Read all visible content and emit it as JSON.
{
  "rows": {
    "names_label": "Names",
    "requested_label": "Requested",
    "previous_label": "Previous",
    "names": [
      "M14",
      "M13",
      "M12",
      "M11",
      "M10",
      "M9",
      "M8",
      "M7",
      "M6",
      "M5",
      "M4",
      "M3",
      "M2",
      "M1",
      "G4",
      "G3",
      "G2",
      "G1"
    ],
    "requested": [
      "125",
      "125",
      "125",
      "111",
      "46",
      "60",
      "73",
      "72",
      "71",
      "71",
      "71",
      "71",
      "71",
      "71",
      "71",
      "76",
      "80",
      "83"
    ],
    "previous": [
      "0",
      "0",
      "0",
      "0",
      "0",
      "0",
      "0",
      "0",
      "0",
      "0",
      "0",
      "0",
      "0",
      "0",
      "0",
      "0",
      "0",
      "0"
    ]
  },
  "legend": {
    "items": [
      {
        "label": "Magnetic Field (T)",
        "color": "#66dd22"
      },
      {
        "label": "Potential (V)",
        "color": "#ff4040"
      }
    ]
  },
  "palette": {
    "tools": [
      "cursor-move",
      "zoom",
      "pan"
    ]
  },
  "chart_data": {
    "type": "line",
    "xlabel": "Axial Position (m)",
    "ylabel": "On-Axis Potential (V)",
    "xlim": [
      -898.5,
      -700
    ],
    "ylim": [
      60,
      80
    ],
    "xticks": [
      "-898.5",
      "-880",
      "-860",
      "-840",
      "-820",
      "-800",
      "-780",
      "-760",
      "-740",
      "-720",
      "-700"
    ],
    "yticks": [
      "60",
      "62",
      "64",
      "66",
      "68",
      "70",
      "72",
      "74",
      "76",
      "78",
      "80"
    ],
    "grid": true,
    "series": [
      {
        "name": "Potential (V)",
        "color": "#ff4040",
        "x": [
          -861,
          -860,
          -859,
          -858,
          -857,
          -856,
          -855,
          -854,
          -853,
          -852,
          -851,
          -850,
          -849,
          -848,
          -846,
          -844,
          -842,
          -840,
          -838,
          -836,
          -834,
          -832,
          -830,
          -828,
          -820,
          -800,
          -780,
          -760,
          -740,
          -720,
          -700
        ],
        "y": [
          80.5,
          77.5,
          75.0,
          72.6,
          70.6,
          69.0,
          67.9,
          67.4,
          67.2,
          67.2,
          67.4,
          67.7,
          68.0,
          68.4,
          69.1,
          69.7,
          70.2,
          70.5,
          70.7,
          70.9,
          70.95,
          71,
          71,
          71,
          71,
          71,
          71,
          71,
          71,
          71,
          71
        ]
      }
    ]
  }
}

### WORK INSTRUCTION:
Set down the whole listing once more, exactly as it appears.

### OUTPUT OF THE EXERCISE:
Read all visible content and emit it as JSON.
{
  "rows": {
    "names_label": "Names",
    "requested_label": "Requested",
    "previous_label": "Previous",
    "names": [
      "M14",
      "M13",
      "M12",
      "M11",
      "M10",
      "M9",
      "M8",
      "M7",
      "M6",
      "M5",
      "M4",
      "M3",
      "M2",
      "M1",
      "G4",
      "G3",
      "G2",
      "G1"
    ],
    "requested": [
      "125",
      "125",
      "125",
      "111",
      "46",
      "60",
      "73",
      "72",
      "71",
      "71",
      "71",
      "71",
      "71",
      "71",
      "71",
      "76",
      "80",
      "83"
    ],
    "previous": [
      "0",
      "0",
      "0",
      "0",
      "0",
      "0",
      "0",
      "0",
      "0",
      "0",
      "0",
      "0",
      "0",
      "0",
      "0",
      "0",
      "0",
      "0"
    ]
  },
  "legend": {
    "items": [
      {
        "label": "Magnetic Field (T)",
        "color": "#66dd22"
      },
      {
        "label": "Potential (V)",
        "color": "#ff4040"
      }
    ]
  },
  "palette": {
    "tools": [
      "cursor-move",
      "zoom",
      "pan"
    ]
  },
  "chart_data": {
    "type": "line",
    "xlabel": "Axial Position (m)",
    "ylabel": "On-Axis Potential (V)",
    "xlim": [
      -898.5,
      -700
    ],
    "ylim": [
      60,
      80
    ],
    "xticks": [
      "-898.5",
      "-880",
      "-860",
      "-840",
      "-820",
      "-800",
      "-780",
      "-760",
      "-740",
      "-720",
      "-700"
    ],
    "yticks": [
      "60",
      "62",
      "64",
      "66",
      "68",
      "70",
      "72",
      "74",
      "76",
      "78",
      "80"
    ],
    "grid": true,
    "series": [
      {
        "name": "Potential (V)",
        "color": "#ff4040",
        "x": [
          -861,
          -860,
          -859,
          -858,
          -857,
          -856,
          -855,
          -854,
          -853,
          -852,
          -851,
          -850,
          -849,
          -848,
          -846,
          -844,
          -842,
          -840,
          -838,
          -836,
          -834,
          -832,
          -830,
          -828,
          -820,
          -800,
          -780,
          -760,
          -740,
          -720,
          -700
        ],
        "y": [
          80.5,
          77.5,
          75.0,
          72.6,
          70.6,
          69.0,
          67.9,
          67.4,
          67.2,
          67.2,
          67.4,
          67.7,
          68.0,
          68.4,
          69.1,
          69.7,
          70.2,
          70.5,
          70.7,
          70.9,
          70.95,
          71,
          71,
          71,
          71,
          71,
          71,
          71,
          71,
          71,
          71
        ]
      }
    ]
  }
}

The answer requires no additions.